During the last 48 hours, I’ve noticed a change has come over Miss Moneypenny – she’s turned broody. Now, I’ve often heard the expression “like a broody hen” but it’s only now that I realise the full meaning.
Miss Moneypenny, in the short time we’ve had her, has always been the most vocal of our girls. And in the past month she’s been the most prolific egg-layer. I suppose it’s hardly surprising, when you’ve laid 30 eggs in 31 one days, you get to point where you’d like to sit on them and hatch something out.
Problem is, we don’t have a cockerel, so all of this is going to be a waste of time, but try telling Miss Moneypenny that!
Anyway, I went googling for advice on what to do with a broody hen. Apparently, it’s all related to hormones (obviously) and body temperature.
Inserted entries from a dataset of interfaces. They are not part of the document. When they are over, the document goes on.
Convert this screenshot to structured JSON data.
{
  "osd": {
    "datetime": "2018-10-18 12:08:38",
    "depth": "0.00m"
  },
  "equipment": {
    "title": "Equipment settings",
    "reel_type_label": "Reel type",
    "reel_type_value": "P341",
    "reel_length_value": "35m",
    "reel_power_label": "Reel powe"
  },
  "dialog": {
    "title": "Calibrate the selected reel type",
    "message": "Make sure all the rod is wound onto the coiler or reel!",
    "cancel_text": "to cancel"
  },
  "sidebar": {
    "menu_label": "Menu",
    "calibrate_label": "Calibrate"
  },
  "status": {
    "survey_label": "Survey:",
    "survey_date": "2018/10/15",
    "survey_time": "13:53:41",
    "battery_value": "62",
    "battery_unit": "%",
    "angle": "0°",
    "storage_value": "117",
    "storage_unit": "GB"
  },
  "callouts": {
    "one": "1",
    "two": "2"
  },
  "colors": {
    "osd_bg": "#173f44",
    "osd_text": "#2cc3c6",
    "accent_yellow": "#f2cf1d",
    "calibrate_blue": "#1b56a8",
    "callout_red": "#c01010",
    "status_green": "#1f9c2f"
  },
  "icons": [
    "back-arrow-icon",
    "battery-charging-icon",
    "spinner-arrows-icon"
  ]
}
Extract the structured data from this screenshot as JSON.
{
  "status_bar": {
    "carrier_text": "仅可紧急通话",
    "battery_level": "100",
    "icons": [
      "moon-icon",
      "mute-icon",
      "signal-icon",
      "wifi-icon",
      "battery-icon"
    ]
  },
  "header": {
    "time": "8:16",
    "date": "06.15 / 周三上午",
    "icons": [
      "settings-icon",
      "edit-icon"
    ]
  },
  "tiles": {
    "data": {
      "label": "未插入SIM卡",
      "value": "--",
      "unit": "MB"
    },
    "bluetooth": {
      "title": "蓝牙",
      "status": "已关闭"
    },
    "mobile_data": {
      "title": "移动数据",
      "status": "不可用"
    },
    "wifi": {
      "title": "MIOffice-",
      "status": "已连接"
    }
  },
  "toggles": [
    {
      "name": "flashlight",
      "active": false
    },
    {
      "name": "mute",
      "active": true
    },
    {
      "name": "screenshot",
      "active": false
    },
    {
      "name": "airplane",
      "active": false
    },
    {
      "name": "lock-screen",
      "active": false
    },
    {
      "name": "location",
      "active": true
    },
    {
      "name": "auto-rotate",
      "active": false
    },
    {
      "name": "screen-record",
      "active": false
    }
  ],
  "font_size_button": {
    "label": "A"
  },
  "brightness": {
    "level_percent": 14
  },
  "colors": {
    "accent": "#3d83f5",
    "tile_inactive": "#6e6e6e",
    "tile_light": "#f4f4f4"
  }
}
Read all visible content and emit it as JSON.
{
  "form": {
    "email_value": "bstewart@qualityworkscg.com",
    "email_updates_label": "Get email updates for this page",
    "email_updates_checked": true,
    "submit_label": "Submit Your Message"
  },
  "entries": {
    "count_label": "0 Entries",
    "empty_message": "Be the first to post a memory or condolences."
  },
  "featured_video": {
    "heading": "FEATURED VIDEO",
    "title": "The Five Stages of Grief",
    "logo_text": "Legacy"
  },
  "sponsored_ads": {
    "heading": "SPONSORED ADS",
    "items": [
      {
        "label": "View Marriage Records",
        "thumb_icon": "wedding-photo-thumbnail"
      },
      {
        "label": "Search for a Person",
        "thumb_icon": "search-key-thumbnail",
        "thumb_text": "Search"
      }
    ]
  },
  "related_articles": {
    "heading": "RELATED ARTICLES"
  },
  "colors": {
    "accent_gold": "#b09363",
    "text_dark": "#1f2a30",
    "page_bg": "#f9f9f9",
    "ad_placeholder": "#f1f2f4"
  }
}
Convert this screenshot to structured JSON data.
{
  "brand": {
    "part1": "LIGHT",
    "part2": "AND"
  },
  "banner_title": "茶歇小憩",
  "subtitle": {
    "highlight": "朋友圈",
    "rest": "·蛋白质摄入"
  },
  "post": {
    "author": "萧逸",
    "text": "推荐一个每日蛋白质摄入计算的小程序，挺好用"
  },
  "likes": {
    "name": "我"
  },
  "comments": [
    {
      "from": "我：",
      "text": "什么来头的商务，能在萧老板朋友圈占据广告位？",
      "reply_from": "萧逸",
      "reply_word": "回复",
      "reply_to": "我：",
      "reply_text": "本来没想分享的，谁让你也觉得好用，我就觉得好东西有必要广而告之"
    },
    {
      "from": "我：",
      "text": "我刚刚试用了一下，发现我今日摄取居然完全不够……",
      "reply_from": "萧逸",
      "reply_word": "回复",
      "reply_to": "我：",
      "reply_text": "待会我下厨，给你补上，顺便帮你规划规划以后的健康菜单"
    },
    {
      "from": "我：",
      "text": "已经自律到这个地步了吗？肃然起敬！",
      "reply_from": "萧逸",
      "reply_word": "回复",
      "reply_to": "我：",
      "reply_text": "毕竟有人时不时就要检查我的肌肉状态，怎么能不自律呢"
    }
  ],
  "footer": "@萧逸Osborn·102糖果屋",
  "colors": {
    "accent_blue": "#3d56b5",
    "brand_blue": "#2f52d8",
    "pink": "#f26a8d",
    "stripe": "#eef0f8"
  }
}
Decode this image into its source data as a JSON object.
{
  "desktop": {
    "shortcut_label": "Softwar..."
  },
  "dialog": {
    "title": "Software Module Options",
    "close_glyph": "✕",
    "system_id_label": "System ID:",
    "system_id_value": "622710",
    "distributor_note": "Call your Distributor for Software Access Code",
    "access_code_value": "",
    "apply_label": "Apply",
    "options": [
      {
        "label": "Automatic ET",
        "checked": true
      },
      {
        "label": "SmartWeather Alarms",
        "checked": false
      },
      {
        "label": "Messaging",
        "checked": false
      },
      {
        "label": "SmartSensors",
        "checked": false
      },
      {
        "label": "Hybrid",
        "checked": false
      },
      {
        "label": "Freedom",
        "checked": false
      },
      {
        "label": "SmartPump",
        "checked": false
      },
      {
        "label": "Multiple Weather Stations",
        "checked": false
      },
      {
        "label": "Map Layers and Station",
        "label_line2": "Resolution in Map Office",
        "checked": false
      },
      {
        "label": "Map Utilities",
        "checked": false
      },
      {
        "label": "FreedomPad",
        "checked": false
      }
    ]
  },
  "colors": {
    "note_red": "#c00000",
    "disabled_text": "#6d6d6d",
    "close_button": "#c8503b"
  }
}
Body temperature rises during the brooding phase so some of the suggestions to “break the cycle” are: isolate the hen in a wire-bottomed cage where air can circulate and cool her down; sit her in a tub of cold water to cool her off; give aspirin (??? – not too keen on that idea).
Having no wire cage to hand, and not feeling brave enough to pick up my fluffed up, hissing hen to dunk her in cold water . . . I phoned the breeder to ask for advice.
What they suggested is: simply to let her sit it out. The breeder said to “sacrifice” a few eggs, and pop those in the nesting box so that Miss Moneypenny has a reasonable-sized clutch to sit on and will therefore stop laying. To mark those eggs with felt pen, so that we know not to eat them later, because they’ll have gone bad by the time she gives up. And to leave her be.
The breeder explained that the brooding cycle lasts around 21 days, and that Miss Moneypenny with probably give up before then, but may continue to sit for the full three weeks. She will only come out to eat, drink and poop at short intervals during the day, so will become physically weaker . . . but that she should come to her senses, and hormones should return to normal when the 21 days are up, if not sooner.
We have a total of 3 nesting boxes in our coop, so the fact that’s she’s nesting won’t stop the other girls from laying. We’ve been inundated with eggs this past month, so I’m sure we’ll make do with eggs from just 2 hens for for coming weeks.
My main worry is that the weather is so HOT at the moment, and I don’t want Miss Moneypenny dying of dehydration! Still, it seems the most “natural” way, just to let her do what Nature tells her to do. And fingers crossed that the other girls don’t decide to follow suit!
If anyone has had to deal with a brooding hen or has other advice, I’d be more than happy to hear from you.